Who, I wonder, was the political genius who saw the advantages of exploiting people’s sentimental gullibility about the environment for partisan profit? We’ve long known that environmentalism, as the philosopher Harvey Mansfield put it, is “school prayer for liberals.” But I wonder whether even Professor Mansfield could have foreseen what a tool pseudo-environmentalism would be for the radical wing of the Democratic party? The inestimable value of a green, that is, a pink, philosophy is that you can never be green enough. And in pursuit of zero-carbon-emissions purity a government can impose crippling sanctions in order to force compliance. And don’t say Obama didn’t warn you: as I and many others pointed out during the campaign, he promised that, if elected, he would do all he could to “bankrupt” the coal industry.

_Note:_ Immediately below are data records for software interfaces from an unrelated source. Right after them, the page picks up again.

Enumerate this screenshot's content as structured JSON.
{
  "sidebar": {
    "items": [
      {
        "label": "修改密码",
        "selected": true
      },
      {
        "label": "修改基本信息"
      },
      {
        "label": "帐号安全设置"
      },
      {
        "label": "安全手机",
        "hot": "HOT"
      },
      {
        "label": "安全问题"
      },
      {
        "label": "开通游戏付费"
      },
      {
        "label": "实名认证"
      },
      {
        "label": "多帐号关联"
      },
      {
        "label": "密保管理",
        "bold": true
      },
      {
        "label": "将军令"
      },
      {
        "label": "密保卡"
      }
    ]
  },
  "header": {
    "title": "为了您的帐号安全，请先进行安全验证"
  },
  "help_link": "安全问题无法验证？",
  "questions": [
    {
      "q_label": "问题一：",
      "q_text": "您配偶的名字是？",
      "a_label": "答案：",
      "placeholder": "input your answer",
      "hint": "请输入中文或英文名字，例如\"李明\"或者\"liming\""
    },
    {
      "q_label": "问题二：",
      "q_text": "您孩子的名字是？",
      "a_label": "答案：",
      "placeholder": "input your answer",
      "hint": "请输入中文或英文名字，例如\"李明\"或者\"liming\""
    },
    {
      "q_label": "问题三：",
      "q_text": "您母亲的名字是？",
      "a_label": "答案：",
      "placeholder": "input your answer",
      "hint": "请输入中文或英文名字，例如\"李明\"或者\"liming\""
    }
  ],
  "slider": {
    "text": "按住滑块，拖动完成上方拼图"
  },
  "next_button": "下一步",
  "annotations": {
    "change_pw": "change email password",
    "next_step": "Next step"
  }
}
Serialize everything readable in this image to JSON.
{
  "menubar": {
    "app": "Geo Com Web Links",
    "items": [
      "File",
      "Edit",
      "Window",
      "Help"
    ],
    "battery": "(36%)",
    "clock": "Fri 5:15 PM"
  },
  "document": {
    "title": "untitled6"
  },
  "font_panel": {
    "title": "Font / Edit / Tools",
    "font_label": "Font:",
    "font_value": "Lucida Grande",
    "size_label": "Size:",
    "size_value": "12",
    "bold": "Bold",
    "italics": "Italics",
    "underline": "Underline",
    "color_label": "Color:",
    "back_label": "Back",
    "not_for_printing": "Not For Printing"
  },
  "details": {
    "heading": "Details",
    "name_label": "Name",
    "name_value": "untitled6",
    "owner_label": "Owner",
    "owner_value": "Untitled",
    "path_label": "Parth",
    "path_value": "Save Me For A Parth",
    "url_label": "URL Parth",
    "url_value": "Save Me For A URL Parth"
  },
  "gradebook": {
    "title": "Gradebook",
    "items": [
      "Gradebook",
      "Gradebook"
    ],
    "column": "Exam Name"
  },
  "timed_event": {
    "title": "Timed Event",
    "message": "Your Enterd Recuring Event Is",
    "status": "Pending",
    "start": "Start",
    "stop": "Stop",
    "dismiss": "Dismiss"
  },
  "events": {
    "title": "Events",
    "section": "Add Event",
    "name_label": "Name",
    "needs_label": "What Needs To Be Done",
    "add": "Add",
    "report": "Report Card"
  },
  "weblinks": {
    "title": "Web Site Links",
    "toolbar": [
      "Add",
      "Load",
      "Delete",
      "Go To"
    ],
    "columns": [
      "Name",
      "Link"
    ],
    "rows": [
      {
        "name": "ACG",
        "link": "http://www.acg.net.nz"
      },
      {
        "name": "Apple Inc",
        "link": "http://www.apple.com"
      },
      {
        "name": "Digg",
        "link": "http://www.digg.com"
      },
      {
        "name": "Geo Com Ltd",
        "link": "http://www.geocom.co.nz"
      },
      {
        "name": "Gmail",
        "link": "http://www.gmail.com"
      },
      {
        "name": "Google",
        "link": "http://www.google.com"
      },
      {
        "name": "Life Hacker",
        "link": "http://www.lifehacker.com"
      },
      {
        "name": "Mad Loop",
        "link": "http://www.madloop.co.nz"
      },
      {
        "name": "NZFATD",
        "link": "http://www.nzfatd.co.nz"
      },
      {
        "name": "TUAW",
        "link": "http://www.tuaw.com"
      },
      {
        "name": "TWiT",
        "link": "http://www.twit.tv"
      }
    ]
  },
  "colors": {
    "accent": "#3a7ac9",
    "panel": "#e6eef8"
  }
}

So where does that leave us? Well, in March, I cited my new favorite section of the Constitution of the United States: Article II, Section 4, “Disqualification”:
The President, Vice President and all civil Officers of the United States, shall be removed from Office on Impeachment for, and Conviction of, Treason, Bribery, or other high Crimes and Misdemeanors.
Let me end by repeating my call for legal ingenuity: “What we need now,” I said “is some clever legal talent to show how deliberately sabotaging the United States economy counts as Treason, a high Crime, or at least a Misdemeanor. Any takers?”